Reports recently emerged that New York Governor Andrew Cuomo is on presidential-elect Joe Biden’s short list to become the nation’s next Attorney General. That possibility looks a little less certain as Cuomo now faces allegations of sexual harassment.

Of course, accusations that Cuomo’s policies resulted in the deaths of roughly 6,400 elderly nursing home patients are generally ignored by the mainstream media.

Governor Cuomo has been a constant presence in the news this year, as the state of New York was initially hard hit by the coronavirus pandemic. His press conferences in particular became so prominent that he received an Emmy award for it, and he published a book American Crisis: Leadership Lessons from the COVID-19 Pandemic.

But many New Yorkers feel that his leadership has been less than perfect, especially regarding an initial order that forced nursing homes to accept COVID positive patients and house them with healthy patients. It’s alleged that thousands of elderly men and women died because of that order.

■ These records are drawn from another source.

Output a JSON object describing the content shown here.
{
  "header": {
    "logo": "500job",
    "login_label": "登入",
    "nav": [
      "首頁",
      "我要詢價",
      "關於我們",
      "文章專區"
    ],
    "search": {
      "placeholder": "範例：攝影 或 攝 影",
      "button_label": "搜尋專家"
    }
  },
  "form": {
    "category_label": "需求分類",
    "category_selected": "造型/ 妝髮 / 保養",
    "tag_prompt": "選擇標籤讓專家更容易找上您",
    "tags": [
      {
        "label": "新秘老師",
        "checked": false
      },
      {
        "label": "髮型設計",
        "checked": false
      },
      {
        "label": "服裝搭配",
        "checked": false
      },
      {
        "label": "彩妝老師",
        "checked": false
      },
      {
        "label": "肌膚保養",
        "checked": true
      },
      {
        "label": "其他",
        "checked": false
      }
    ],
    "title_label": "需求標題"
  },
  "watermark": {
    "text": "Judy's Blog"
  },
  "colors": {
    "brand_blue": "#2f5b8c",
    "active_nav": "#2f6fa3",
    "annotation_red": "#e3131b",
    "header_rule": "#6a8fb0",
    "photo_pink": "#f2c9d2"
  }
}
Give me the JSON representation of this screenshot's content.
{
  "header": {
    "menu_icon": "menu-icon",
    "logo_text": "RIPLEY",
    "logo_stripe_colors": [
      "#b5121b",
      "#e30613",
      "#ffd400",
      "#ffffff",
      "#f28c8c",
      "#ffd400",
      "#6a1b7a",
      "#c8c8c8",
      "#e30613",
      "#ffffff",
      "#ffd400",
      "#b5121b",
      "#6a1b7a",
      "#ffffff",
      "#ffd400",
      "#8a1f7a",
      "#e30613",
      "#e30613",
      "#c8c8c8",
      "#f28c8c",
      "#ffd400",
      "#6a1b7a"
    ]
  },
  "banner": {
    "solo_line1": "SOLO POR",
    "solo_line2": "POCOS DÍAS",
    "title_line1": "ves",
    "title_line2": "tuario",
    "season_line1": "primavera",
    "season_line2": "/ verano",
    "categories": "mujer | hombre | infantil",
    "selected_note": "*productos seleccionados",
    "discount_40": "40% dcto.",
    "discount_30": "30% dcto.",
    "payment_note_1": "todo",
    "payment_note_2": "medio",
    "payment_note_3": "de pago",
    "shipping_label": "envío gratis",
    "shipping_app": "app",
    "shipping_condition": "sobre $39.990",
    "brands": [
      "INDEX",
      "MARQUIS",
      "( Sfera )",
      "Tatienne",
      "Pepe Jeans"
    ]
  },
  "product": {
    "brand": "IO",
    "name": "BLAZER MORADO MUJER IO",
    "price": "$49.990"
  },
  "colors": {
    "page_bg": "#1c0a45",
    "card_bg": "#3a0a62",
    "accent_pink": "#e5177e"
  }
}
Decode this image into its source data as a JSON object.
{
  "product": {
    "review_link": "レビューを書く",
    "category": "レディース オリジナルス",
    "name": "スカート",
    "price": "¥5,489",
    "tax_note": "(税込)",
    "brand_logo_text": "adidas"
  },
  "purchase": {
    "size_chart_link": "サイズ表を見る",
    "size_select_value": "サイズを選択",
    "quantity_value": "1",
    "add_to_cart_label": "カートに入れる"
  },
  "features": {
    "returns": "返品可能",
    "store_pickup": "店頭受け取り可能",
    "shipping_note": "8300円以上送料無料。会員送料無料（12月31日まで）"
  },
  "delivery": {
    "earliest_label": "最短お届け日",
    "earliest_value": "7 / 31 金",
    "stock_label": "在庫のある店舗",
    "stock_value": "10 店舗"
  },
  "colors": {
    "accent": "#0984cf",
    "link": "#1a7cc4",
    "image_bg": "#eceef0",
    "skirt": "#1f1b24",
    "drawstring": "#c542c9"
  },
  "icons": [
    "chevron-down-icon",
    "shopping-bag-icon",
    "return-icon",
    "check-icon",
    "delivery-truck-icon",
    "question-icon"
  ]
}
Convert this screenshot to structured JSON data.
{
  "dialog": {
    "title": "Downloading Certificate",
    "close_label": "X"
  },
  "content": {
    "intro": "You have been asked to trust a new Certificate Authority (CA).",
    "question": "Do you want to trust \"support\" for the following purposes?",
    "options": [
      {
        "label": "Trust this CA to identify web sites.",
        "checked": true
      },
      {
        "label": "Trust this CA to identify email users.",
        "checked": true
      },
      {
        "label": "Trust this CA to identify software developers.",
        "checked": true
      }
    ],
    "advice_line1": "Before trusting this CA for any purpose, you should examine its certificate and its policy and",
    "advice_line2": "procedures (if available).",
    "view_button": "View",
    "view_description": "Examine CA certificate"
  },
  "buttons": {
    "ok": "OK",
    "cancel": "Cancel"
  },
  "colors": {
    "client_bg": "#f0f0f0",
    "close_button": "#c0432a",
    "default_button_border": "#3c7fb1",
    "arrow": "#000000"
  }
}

The mainstream media seems mostly content to ignore that story and praise Cuomo for his leadership. However, allegations of sexual harassment have emerged that could derail any hopes the governor has.

The allegations are coming from a former aide of Cuomo’s Lindsey Boylan, who is now running for Manhattan borough president. In a series of tweets, she states that she experienced sexual harassment from the current governor.

“There are fewer things more scary than giving this man, who exists without ethics, even more control. I saw how he wielded power for years. He takes advantage of people, including me. I hope Joe Biden and Kamala Harris don’t do this,” Boylan initially tweeted.

She goes on in a long Twitter thread to explain, “Yes, @NYGovCuomo sexually harassed me for years. Many saw it and watched. I could never anticipate what to expect: would I be grilled on my work (which was very good) or harassed about my looks. Or would it be both in the same conversation? This was the way for years.

“Not knowing what to expect what’s [sic] the most upsetting part aside from knowing that no one would do a damn thing even when they saw it. No one. And I *know* I am not the only woman.

“I’m angry to be put in this situation at all. That because I am a woman, I can work hard my whole life to better myself and help others and yet still fall victim as countless women over the generations have. Mostly silently. I hate that some men, like @NYGovCuomo abuse their power.”

She has also described her work experience in the governor’s office as “beyond toxic” and “endlessly dispiriting.”

In her social media statements, she stated emphatically that she “has no interest in talking to journalists.”

Governor Cuomo has denied her allegations in a press conference on Monday.

“Look, I fought for and I believe a woman has the right to come forward and express her opinion and express issues and concerns that she has,” Cuomo said. “But it’s just not true.”

Reportedly, in what could be a sign of retaliation, Cuomo has released the private personnel documents of Boylan. As political activist Rafael Shimunov explains on Twitter, “Cuomo releasing private personnel documents of the woman who accused him of sexual harassment moments prior isn’t just retaliation, it’s a warning. This is the man who opened a corruption commission then closed it when the evidence led to him, he has a lot to hide.”

It’s understandable that Boylan’s comments have made waves and could potentially tank Cuomo’s name on the Attorney General shortlist, but shouldn’t his executive order, which likely led to the deaths of thousands of elderly men and women, also not remove him from consideration? Shouldn’t the Biden administration be equally concerned about that as well?

Apparently not.

Most of the initial news reports that listed Cuomo as a potential pick failed to even mention the nursing home situation.

Senior Fox News meteorologist Janice Dean who lost both of her in-laws within about a week due to COVID, blames Cuomo’s executive order for their deaths and states on Twitter her belief that Cuomo is “a terrible governor.”

Others being considered for the role include former Deputy Attorney General Sally Yates, outgoing Alabama Senator Doug Jones, and judge Merrick Garland, whom Barack Obama nominated to the Supreme Court in 2016. Merrick was not confirmed after Republicans refused to vote before the results of the election.